- Work to be completed
Your response should consist of every entry, unchanged.

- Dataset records
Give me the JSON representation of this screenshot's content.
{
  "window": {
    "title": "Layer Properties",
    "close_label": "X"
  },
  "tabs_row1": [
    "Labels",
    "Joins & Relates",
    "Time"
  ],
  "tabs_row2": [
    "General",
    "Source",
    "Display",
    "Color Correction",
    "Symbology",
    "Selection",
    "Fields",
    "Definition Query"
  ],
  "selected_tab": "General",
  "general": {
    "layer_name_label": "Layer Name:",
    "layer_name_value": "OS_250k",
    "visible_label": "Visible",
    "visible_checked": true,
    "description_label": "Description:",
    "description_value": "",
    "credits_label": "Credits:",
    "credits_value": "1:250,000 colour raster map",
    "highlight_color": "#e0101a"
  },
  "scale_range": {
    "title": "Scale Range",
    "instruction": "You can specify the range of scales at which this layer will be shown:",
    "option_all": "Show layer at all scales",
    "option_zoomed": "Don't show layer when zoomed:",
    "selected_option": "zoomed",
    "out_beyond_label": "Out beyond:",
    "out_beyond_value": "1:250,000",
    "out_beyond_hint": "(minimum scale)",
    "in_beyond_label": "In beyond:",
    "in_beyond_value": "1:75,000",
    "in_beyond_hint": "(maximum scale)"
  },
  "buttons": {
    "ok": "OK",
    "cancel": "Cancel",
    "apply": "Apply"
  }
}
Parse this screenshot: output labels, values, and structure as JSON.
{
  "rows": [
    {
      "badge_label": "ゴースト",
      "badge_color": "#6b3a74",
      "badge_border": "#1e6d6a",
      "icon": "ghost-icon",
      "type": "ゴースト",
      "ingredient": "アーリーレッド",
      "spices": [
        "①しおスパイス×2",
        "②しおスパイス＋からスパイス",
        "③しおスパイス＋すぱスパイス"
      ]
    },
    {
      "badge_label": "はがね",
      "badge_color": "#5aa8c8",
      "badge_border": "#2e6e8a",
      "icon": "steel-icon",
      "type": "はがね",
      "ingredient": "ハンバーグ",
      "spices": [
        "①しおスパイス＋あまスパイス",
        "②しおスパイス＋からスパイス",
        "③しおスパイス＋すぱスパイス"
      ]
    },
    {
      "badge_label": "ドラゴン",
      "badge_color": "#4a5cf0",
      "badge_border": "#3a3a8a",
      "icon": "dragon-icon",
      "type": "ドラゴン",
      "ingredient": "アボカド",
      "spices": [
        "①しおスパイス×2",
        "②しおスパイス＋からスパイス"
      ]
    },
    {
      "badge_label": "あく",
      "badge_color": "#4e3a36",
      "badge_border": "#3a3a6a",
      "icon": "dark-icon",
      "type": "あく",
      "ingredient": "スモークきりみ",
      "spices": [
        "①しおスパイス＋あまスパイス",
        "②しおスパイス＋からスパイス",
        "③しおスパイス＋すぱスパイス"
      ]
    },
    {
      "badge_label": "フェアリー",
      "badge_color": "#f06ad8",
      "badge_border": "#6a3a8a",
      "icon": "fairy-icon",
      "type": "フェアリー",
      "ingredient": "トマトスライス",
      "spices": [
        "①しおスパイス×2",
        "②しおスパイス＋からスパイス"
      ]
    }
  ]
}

- Answer area
Give me the JSON representation of this screenshot's content.
{
  "window": {
    "title": "Layer Properties",
    "close_label": "X"
  },
  "tabs_row1": [
    "Labels",
    "Joins & Relates",
    "Time"
  ],
  "tabs_row2": [
    "General",
    "Source",
    "Display",
    "Color Correction",
    "Symbology",
    "Selection",
    "Fields",
    "Definition Query"
  ],
  "selected_tab": "General",
  "general": {
    "layer_name_label": "Layer Name:",
    "layer_name_value": "OS_250k",
    "visible_label": "Visible",
    "visible_checked": true,
    "description_label": "Description:",
    "description_value": "",
    "credits_label": "Credits:",
    "credits_value": "1:250,000 colour raster map",
    "highlight_color": "#e0101a"
  },
  "scale_range": {
    "title": "Scale Range",
    "instruction": "You can specify the range of scales at which this layer will be shown:",
    "option_all": "Show layer at all scales",
    "option_zoomed": "Don't show layer when zoomed:",
    "selected_option": "zoomed",
    "out_beyond_label": "Out beyond:",
    "out_beyond_value": "1:250,000",
    "out_beyond_hint": "(minimum scale)",
    "in_beyond_label": "In beyond:",
    "in_beyond_value": "1:75,000",
    "in_beyond_hint": "(maximum scale)"
  },
  "buttons": {
    "ok": "OK",
    "cancel": "Cancel",
    "apply": "Apply"
  }
}
Parse this screenshot: output labels, values, and structure as JSON.
{
  "rows": [
    {
      "badge_label": "ゴースト",
      "badge_color": "#6b3a74",
      "badge_border": "#1e6d6a",
      "icon": "ghost-icon",
      "type": "ゴースト",
      "ingredient": "アーリーレッド",
      "spices": [
        "①しおスパイス×2",
        "②しおスパイス＋からスパイス",
        "③しおスパイス＋すぱスパイス"
      ]
    },
    {
      "badge_label": "はがね",
      "badge_color": "#5aa8c8",
      "badge_border": "#2e6e8a",
      "icon": "steel-icon",
      "type": "はがね",
      "ingredient": "ハンバーグ",
      "spices": [
        "①しおスパイス＋あまスパイス",
        "②しおスパイス＋からスパイス",
        "③しおスパイス＋すぱスパイス"
      ]
    },
    {
      "badge_label": "ドラゴン",
      "badge_color": "#4a5cf0",
      "badge_border": "#3a3a8a",
      "icon": "dragon-icon",
      "type": "ドラゴン",
      "ingredient": "アボカド",
      "spices": [
        "①しおスパイス×2",
        "②しおスパイス＋からスパイス"
      ]
    },
    {
      "badge_label": "あく",
      "badge_color": "#4e3a36",
      "badge_border": "#3a3a6a",
      "icon": "dark-icon",
      "type": "あく",
      "ingredient": "スモークきりみ",
      "spices": [
        "①しおスパイス＋あまスパイス",
        "②しおスパイス＋からスパイス",
        "③しおスパイス＋すぱスパイス"
      ]
    },
    {
      "badge_label": "フェアリー",
      "badge_color": "#f06ad8",
      "badge_border": "#6a3a8a",
      "icon": "fairy-icon",
      "type": "フェアリー",
      "ingredient": "トマトスライス",
      "spices": [
        "①しおスパイス×2",
        "②しおスパイス＋からスパイス"
      ]
    }
  ]
}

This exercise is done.